AVAILABLE DATA |

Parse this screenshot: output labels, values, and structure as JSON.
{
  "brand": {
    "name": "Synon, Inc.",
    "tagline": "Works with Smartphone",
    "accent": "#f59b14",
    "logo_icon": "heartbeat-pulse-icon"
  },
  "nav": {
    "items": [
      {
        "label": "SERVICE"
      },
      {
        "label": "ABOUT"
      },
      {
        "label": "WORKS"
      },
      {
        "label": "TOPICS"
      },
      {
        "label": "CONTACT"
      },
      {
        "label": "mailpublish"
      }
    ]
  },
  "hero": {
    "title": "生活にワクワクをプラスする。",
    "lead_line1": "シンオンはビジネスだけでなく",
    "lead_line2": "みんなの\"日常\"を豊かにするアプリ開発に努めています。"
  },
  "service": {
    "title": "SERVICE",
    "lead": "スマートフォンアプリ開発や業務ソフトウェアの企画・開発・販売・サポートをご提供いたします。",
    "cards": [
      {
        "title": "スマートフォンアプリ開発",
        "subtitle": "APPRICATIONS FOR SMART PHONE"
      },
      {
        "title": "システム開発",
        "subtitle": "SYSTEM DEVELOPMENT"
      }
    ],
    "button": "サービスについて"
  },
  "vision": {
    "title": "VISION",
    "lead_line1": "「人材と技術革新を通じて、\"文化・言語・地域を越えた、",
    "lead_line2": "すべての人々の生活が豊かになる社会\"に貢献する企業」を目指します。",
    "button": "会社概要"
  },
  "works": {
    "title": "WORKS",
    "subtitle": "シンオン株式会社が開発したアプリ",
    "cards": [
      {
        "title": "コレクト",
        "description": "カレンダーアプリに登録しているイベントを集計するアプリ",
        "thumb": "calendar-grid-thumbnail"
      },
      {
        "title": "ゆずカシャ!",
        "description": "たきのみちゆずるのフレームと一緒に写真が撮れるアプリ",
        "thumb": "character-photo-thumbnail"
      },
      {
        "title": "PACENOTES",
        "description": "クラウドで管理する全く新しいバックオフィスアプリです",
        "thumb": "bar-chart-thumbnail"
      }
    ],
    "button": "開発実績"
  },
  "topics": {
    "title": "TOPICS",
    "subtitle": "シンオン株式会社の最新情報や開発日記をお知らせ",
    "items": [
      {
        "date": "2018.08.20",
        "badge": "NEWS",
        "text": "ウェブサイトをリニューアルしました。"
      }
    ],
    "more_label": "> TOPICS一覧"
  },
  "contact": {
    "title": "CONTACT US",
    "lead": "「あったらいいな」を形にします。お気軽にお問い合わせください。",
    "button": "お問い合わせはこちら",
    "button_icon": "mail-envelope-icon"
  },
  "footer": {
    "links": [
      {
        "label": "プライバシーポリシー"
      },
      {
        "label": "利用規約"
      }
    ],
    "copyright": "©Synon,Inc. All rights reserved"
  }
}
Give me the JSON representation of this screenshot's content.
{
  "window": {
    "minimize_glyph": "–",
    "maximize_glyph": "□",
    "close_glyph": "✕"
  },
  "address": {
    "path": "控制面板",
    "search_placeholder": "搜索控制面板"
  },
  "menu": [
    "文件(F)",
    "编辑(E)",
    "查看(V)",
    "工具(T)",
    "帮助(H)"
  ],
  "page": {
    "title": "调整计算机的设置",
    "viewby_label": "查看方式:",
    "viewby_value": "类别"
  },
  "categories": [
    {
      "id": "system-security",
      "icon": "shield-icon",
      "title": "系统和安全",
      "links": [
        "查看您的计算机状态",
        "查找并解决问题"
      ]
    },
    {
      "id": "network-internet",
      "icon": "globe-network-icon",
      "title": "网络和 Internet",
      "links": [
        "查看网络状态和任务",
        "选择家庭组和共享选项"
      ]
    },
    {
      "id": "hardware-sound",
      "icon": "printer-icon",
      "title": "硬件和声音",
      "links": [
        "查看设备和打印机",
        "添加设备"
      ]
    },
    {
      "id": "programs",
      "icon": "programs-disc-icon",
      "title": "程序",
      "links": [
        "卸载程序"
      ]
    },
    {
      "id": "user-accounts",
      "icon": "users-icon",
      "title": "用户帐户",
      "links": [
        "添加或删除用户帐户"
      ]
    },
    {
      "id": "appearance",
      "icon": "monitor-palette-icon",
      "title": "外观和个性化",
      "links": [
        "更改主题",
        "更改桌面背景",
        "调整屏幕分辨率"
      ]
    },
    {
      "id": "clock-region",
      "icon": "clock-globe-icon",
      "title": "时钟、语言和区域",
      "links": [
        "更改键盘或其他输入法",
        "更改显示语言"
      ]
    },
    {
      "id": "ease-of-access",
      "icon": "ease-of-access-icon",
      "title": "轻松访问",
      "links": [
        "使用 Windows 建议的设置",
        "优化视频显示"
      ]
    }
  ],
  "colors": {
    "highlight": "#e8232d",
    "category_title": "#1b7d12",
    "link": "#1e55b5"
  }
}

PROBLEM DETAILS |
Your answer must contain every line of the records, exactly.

COMPLETED EXERCISE |
Parse this screenshot: output labels, values, and structure as JSON.
{
  "brand": {
    "name": "Synon, Inc.",
    "tagline": "Works with Smartphone",
    "accent": "#f59b14",
    "logo_icon": "heartbeat-pulse-icon"
  },
  "nav": {
    "items": [
      {
        "label": "SERVICE"
      },
      {
        "label": "ABOUT"
      },
      {
        "label": "WORKS"
      },
      {
        "label": "TOPICS"
      },
      {
        "label": "CONTACT"
      },
      {
        "label": "mailpublish"
      }
    ]
  },
  "hero": {
    "title": "生活にワクワクをプラスする。",
    "lead_line1": "シンオンはビジネスだけでなく",
    "lead_line2": "みんなの\"日常\"を豊かにするアプリ開発に努めています。"
  },
  "service": {
    "title": "SERVICE",
    "lead": "スマートフォンアプリ開発や業務ソフトウェアの企画・開発・販売・サポートをご提供いたします。",
    "cards": [
      {
        "title": "スマートフォンアプリ開発",
        "subtitle": "APPRICATIONS FOR SMART PHONE"
      },
      {
        "title": "システム開発",
        "subtitle": "SYSTEM DEVELOPMENT"
      }
    ],
    "button": "サービスについて"
  },
  "vision": {
    "title": "VISION",
    "lead_line1": "「人材と技術革新を通じて、\"文化・言語・地域を越えた、",
    "lead_line2": "すべての人々の生活が豊かになる社会\"に貢献する企業」を目指します。",
    "button": "会社概要"
  },
  "works": {
    "title": "WORKS",
    "subtitle": "シンオン株式会社が開発したアプリ",
    "cards": [
      {
        "title": "コレクト",
        "description": "カレンダーアプリに登録しているイベントを集計するアプリ",
        "thumb": "calendar-grid-thumbnail"
      },
      {
        "title": "ゆずカシャ!",
        "description": "たきのみちゆずるのフレームと一緒に写真が撮れるアプリ",
        "thumb": "character-photo-thumbnail"
      },
      {
        "title": "PACENOTES",
        "description": "クラウドで管理する全く新しいバックオフィスアプリです",
        "thumb": "bar-chart-thumbnail"
      }
    ],
    "button": "開発実績"
  },
  "topics": {
    "title": "TOPICS",
    "subtitle": "シンオン株式会社の最新情報や開発日記をお知らせ",
    "items": [
      {
        "date": "2018.08.20",
        "badge": "NEWS",
        "text": "ウェブサイトをリニューアルしました。"
      }
    ],
    "more_label": "> TOPICS一覧"
  },
  "contact": {
    "title": "CONTACT US",
    "lead": "「あったらいいな」を形にします。お気軽にお問い合わせください。",
    "button": "お問い合わせはこちら",
    "button_icon": "mail-envelope-icon"
  },
  "footer": {
    "links": [
      {
        "label": "プライバシーポリシー"
      },
      {
        "label": "利用規約"
      }
    ],
    "copyright": "©Synon,Inc. All rights reserved"
  }
}
Give me the JSON representation of this screenshot's content.
{
  "window": {
    "minimize_glyph": "–",
    "maximize_glyph": "□",
    "close_glyph": "✕"
  },
  "address": {
    "path": "控制面板",
    "search_placeholder": "搜索控制面板"
  },
  "menu": [
    "文件(F)",
    "编辑(E)",
    "查看(V)",
    "工具(T)",
    "帮助(H)"
  ],
  "page": {
    "title": "调整计算机的设置",
    "viewby_label": "查看方式:",
    "viewby_value": "类别"
  },
  "categories": [
    {
      "id": "system-security",
      "icon": "shield-icon",
      "title": "系统和安全",
      "links": [
        "查看您的计算机状态",
        "查找并解决问题"
      ]
    },
    {
      "id": "network-internet",
      "icon": "globe-network-icon",
      "title": "网络和 Internet",
      "links": [
        "查看网络状态和任务",
        "选择家庭组和共享选项"
      ]
    },
    {
      "id": "hardware-sound",
      "icon": "printer-icon",
      "title": "硬件和声音",
      "links": [
        "查看设备和打印机",
        "添加设备"
      ]
    },
    {
      "id": "programs",
      "icon": "programs-disc-icon",
      "title": "程序",
      "links": [
        "卸载程序"
      ]
    },
    {
      "id": "user-accounts",
      "icon": "users-icon",
      "title": "用户帐户",
      "links": [
        "添加或删除用户帐户"
      ]
    },
    {
      "id": "appearance",
      "icon": "monitor-palette-icon",
      "title": "外观和个性化",
      "links": [
        "更改主题",
        "更改桌面背景",
        "调整屏幕分辨率"
      ]
    },
    {
      "id": "clock-region",
      "icon": "clock-globe-icon",
      "title": "时钟、语言和区域",
      "links": [
        "更改键盘或其他输入法",
        "更改显示语言"
      ]
    },
    {
      "id": "ease-of-access",
      "icon": "ease-of-access-icon",
      "title": "轻松访问",
      "links": [
        "使用 Windows 建议的设置",
        "优化视频显示"
      ]
    }
  ],
  "colors": {
    "highlight": "#e8232d",
    "category_title": "#1b7d12",
    "link": "#1e55b5"
  }
}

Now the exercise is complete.